Don’t blame yourself. Acknowledge that this is not about you; it’s about the person victimizing you. Don’t lose your confidence, or think you are incapable or incompetent. They are usually beating you at a mind game or have ego problems with themselves, it not based on your actual work performance or anything you have done. Most of the time, your offence is in their mind or a function of their background.

Do your best work. The victimizer’s behavior will seem more justified if you aren’t doing your best work, or if you do things like come to work late, take long lunches, turn in work late, turn in poor work etc. My victimizer had a problem catching me in the traps he set for me. The first thing was that my work spoke for me, the second was each time he tried to trap me, it was a step up for me.

Build a support network. Instead of allowing the victimizer to make you retreat, work on building your relationships with your coworkers and superiors so that you have support and the person doesn’t turn them against you as well (although he will try and may be successful).
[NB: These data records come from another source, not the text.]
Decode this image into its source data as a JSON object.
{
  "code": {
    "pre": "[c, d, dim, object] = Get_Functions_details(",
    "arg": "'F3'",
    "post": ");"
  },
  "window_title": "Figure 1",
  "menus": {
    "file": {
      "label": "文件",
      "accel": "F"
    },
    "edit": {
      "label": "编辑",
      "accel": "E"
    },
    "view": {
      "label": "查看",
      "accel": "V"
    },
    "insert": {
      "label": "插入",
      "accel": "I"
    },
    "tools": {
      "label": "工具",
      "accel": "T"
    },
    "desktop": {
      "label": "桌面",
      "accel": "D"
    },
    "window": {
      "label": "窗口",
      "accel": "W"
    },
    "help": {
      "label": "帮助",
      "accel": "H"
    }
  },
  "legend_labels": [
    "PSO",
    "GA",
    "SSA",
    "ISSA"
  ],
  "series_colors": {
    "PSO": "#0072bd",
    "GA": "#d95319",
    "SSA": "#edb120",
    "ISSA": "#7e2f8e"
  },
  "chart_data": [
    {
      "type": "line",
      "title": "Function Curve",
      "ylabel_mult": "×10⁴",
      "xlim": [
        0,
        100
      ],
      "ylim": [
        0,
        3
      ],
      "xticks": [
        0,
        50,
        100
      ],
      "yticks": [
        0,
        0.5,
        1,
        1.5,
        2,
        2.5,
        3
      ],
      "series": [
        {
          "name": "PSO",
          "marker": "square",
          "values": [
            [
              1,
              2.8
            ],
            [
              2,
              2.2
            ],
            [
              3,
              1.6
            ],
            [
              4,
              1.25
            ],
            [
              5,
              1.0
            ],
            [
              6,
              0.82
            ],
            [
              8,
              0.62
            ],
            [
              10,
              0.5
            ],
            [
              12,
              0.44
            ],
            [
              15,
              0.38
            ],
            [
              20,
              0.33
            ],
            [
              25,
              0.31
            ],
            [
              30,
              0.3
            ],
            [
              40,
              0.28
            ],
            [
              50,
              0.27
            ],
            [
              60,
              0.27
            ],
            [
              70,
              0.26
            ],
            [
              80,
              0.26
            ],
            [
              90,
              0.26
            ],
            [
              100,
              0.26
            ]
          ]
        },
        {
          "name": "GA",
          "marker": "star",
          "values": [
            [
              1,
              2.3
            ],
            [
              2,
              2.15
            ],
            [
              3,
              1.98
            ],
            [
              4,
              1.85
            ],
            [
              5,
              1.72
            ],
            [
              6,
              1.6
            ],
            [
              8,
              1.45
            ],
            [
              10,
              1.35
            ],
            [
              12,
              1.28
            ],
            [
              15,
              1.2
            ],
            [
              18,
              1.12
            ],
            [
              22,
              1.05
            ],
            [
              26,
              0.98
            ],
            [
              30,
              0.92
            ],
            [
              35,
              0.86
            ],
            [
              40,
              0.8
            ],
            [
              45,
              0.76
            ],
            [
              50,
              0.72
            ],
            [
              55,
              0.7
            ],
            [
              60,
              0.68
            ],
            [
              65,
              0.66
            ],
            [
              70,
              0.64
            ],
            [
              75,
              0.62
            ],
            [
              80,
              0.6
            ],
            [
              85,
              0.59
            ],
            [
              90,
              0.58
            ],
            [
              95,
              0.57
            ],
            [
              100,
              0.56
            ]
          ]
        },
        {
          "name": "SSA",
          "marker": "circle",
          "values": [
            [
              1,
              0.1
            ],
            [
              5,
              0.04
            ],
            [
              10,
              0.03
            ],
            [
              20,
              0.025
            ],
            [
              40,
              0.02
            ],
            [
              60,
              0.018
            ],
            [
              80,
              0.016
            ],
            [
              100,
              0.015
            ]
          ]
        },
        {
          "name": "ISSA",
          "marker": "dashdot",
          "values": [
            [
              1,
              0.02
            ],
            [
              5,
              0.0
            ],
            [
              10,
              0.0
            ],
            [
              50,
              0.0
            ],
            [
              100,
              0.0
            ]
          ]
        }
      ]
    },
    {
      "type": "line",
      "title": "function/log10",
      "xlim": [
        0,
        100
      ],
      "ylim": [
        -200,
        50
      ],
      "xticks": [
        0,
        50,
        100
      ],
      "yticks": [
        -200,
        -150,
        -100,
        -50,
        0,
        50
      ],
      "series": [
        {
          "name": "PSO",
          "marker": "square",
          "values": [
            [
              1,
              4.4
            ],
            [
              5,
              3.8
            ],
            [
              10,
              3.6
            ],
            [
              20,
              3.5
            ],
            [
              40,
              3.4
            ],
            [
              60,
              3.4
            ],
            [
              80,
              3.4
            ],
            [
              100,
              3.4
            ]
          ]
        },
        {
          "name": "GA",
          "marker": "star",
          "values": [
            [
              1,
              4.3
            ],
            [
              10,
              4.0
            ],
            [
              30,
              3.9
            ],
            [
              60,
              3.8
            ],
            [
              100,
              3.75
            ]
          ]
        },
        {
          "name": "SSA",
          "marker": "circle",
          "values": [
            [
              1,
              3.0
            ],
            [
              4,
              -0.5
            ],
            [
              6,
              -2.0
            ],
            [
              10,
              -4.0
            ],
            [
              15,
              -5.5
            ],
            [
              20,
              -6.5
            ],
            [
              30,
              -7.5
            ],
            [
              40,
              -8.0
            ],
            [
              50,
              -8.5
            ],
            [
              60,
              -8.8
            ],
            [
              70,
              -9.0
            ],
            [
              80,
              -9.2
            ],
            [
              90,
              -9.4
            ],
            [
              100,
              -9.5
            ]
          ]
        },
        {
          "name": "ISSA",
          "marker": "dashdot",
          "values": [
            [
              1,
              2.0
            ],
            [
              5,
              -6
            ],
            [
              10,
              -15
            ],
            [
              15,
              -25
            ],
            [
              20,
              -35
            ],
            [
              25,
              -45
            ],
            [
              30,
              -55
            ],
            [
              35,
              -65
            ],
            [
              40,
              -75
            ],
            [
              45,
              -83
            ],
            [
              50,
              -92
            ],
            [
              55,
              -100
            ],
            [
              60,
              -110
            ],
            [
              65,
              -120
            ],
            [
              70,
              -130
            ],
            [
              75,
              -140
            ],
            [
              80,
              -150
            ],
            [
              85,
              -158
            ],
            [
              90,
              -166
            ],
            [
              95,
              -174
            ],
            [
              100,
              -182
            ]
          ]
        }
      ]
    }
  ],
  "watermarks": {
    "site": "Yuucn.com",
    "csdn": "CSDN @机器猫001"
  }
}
Document everything. Keep a journal (on your personal computer or in writing, but never leave it in the office) of what happened (and who witnessed it) so that if you need to escalate this problem you have the information you need to make your case. Keep emails and notes. I learned to document and to save most of the harassing mails he sent to me to my husband for safe keep, and there were lots of nasty mails that were sent to me.

Seek help. If you think you’re being victimized, it’s time to start talking to others who can help you manage this situation. Try a mentor, advocate, seasoned/experienced friend, even a legal advocate who specializes in bullying and inappropriate or discriminatory behavior in the workplace. Tread lightly when approaching your human resources department. They work for the company, not you, so you have to be careful about what you share depending on how well liked and supported your victimizer is within the organization.

Get counseling. It will help you deal with the stress, especially if the situation is already affecting your physical and mental health. You have to take care of yourself.

Stay healthy. Maintain a healthy and balanced lifestyle outside of work to help you cope with the madness at work. Work out, get a good night’s sleep and eat a healthy diet. I was always stressed and bad tempered, it was only after I left the job that I realized that all of my bad moods and bad temper was caused by the stress I was going through because of the situation. My temperament made a 180 degrees change in the opposite direction and the first people to bring this change to my attention was my family.

Educate yourself. Learn everything you can about harassment, your company’s policies on inappropriate behavior and occupational law regarding this kind of experience. The more you know, the better your chances of successfully dealing with this situation.

Don’t expect to change the person victimizing you. Real behavior change is difficult and it takes time. You have no control over his willingness to accept that they he or she has a problem and to work on it. You can do your best to manage the situation, but it’s really the company’s responsibility to be observant and responsive to the needs of their workers and the general work environment. In the worst-case scenario you may need to leave your job or be prepared for a long hard fight with your victimizer. I chose to leave.

In conclusion, according to James Shaheen, “the workplace should be somewhere you can rely on being treated fairly and with respect – not somewhere you dread going every day because you feel bullied or victimized”.